The Five Shot Sequence
What is it?
- Popular filming technique.
- Uses five different shots to tell a story in a creative way.
- Dependent on “Sequences”
Shots in a five shot sequence (CCMOC):
Close-up of a piano player’s hands, then a close-up of his/her face, then a medium shot from head to waist showing person and piano in the shot, then an over-the-shoulder shot of the piano player to show whats happening from their point-of-view, then finally, a creative angle to finish the story with a perspective that people wouldn’t normally see - shoot through the opening of the piano toward the piano player or have another instrument in the foreground and show the piano player in the background.
What do these shots do for us?
- Close-up of hands - What is being done? Adds mystery because we don’t know who the person is. Engages the viewer
- Close-up of face - Who’s doing it? Frame well giving ‘talk space’ in front of the eyes/nose. REMEMBER - it’s okay to cut off the head, but never the chin. Try to show both eyes.
- Medium Shot - Where is this being done? Get context - environment, mood, and location info of the subject and their surroundings.
- Over-the-shoulder - How is it done? Combine previous three ideas into one shot. Establishes a POV and human interest.
- Creative - What else should the viewer know? What else is around the subject to add to environment, mood, atmosphere. Be imaginative, stand on a ladder, kneel down, lay on your belly, put elements in the foreground that help tell the story. This aids in showing location.
- Arrange the two examples provided into a five-shot sequence using the CCMOC style.
- Once that is done, use your phones to take 5 photos and create your own five shot sequence with a partner - this shouldn’t take longer than 10 minutes to do! The activity can be anything you choose - draw a picture, type a document, write your name, play a game, etc.
- Everyone must submit one of these! Work in partners so you have a subject to shoot - but both partners will be submitting their own PowerPoint as a PDF.
- You will then have 3 total sequences you created - 2 from the examples and 1 that you have shot yourselves - And don't forget to name your version of the Sequence!
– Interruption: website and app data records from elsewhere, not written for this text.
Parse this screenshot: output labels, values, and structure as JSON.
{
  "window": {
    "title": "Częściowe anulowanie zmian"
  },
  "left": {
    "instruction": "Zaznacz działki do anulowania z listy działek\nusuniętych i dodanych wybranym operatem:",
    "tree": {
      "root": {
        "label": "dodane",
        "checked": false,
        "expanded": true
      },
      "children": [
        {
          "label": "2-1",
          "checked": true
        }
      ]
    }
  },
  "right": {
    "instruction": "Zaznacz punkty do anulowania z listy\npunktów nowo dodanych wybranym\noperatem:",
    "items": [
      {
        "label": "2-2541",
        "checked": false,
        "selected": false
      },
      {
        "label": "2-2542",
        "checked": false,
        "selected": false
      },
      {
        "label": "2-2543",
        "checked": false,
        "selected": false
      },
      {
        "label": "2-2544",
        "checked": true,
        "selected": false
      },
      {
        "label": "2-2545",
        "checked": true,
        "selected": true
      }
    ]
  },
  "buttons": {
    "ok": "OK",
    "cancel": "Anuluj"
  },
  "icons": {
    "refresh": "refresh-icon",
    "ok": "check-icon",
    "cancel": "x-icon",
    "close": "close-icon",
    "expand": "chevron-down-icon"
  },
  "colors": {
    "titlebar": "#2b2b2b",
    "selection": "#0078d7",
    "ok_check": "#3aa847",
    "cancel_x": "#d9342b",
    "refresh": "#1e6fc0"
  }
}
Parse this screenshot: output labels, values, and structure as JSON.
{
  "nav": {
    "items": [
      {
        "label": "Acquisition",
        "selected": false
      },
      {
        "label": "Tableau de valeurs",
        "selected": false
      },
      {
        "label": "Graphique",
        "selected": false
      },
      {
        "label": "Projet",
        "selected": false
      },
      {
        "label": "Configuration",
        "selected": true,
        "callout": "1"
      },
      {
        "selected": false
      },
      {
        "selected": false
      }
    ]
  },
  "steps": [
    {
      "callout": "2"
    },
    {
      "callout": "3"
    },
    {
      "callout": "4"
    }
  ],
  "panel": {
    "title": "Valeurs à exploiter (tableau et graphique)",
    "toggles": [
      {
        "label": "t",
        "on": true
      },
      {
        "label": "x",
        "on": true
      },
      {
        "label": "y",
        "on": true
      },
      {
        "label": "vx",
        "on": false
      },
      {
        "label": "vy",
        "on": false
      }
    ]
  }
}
- Once complete, submit the completed PowerPoint AS A PDF to the Server, call it "FSS_Your Name"